» **Excerpts from an interface dataset**:
....................
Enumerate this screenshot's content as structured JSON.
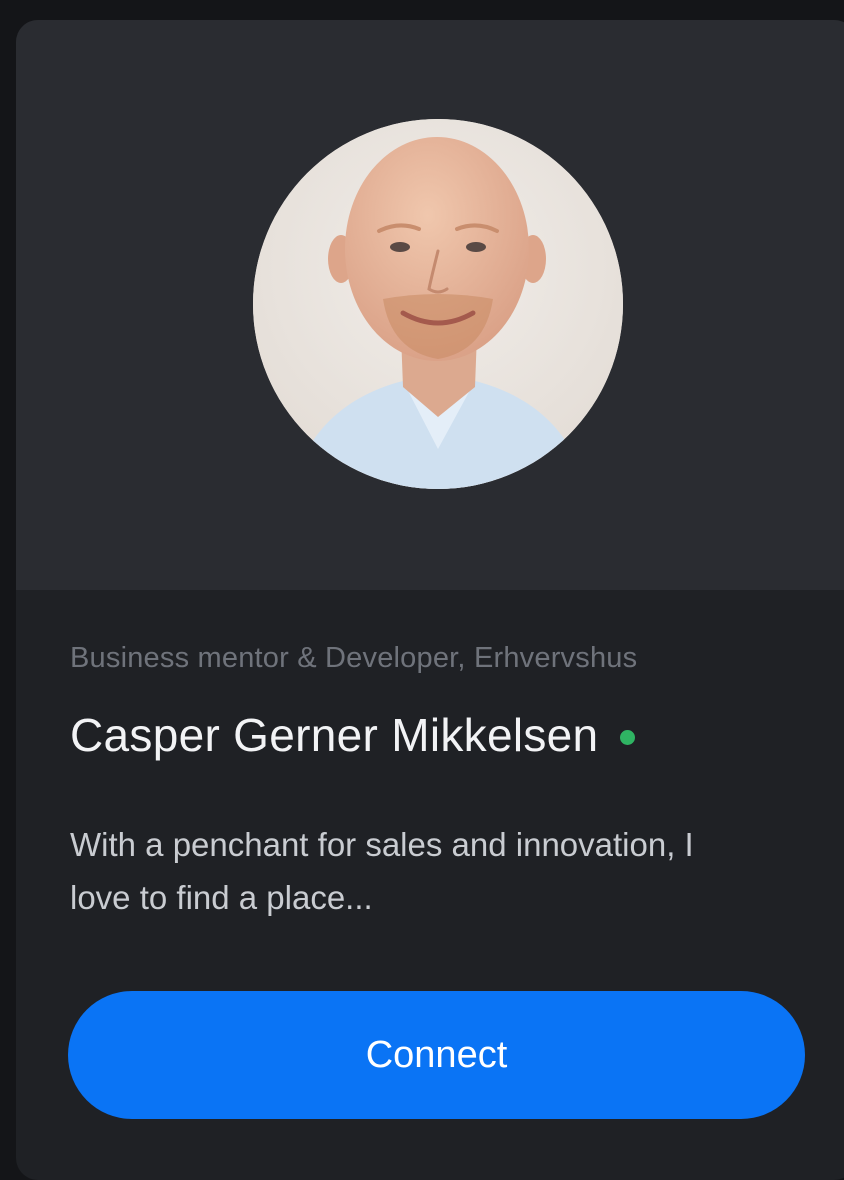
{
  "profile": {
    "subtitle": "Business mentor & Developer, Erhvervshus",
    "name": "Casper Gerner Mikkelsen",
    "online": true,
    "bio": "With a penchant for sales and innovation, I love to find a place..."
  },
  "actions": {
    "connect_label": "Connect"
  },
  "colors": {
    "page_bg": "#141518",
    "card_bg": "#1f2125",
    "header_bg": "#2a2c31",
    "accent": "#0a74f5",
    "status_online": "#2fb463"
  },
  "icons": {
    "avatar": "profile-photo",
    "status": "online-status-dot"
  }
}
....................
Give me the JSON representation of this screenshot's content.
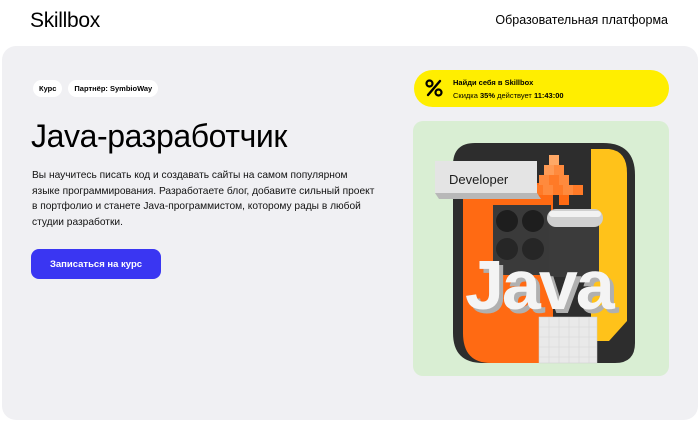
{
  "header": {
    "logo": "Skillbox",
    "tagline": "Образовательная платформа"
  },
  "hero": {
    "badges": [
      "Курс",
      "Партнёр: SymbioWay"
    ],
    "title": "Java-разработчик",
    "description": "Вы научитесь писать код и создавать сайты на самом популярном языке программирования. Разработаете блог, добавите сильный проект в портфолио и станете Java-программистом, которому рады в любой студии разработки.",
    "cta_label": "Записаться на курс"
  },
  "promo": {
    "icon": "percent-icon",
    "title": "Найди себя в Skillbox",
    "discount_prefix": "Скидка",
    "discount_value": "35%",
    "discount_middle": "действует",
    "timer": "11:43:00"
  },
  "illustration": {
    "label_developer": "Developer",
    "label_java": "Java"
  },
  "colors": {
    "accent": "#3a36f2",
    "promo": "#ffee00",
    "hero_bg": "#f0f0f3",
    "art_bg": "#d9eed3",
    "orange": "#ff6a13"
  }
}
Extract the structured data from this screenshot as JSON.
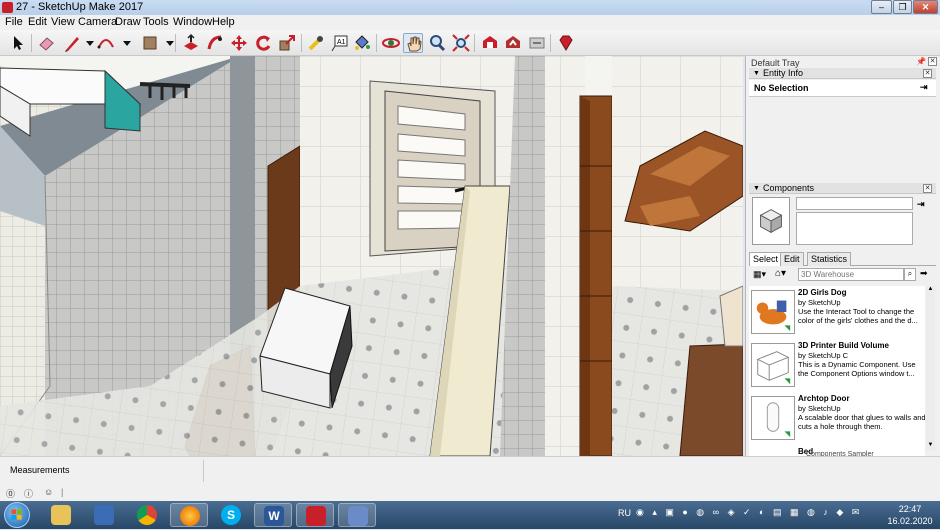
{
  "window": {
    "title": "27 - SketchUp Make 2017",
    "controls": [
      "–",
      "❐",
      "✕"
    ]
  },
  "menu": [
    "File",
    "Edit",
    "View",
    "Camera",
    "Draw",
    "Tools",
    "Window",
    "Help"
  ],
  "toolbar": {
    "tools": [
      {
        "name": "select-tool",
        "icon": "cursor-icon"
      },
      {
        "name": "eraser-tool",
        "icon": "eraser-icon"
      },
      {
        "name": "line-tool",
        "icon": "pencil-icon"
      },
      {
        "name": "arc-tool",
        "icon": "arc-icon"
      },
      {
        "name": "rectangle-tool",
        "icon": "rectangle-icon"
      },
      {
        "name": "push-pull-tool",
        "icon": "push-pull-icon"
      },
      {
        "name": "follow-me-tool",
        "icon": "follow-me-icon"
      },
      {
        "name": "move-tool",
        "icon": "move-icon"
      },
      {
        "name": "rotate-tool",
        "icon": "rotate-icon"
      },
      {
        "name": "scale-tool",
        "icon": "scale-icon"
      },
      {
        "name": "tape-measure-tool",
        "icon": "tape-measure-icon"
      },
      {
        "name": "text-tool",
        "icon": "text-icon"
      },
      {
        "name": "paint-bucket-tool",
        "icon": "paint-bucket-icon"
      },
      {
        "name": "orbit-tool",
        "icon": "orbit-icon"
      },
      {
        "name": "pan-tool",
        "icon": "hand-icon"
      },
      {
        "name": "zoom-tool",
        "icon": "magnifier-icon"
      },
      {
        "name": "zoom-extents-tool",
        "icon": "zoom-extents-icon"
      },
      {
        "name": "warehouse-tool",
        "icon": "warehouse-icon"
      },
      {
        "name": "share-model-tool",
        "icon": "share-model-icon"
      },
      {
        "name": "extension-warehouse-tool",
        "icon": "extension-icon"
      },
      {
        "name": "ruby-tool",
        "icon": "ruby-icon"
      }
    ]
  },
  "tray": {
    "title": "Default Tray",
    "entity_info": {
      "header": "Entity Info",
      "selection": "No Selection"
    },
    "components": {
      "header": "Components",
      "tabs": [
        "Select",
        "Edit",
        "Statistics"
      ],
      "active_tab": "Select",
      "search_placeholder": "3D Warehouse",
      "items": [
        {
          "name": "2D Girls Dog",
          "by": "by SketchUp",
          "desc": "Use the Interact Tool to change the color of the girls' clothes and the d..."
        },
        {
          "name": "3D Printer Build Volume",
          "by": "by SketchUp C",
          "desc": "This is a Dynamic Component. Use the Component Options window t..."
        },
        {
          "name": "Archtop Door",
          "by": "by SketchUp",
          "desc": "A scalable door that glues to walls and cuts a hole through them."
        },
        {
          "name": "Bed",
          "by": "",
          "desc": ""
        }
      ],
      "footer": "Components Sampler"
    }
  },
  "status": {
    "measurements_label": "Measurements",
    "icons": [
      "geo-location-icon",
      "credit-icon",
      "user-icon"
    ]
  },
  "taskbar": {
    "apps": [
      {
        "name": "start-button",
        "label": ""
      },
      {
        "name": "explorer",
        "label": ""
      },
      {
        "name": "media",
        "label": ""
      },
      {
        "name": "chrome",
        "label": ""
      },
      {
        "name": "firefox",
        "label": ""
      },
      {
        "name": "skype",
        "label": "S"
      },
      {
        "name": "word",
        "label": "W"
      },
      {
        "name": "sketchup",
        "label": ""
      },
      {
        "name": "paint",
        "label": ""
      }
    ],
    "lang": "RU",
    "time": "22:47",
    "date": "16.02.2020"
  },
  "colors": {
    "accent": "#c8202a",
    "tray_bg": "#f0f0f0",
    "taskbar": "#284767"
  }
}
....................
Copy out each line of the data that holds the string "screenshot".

Enumerate this screenshot's content as structured JSON.
Give me the JSON representation of this screenshot's content.
Extract the structured data from this screenshot as JSON.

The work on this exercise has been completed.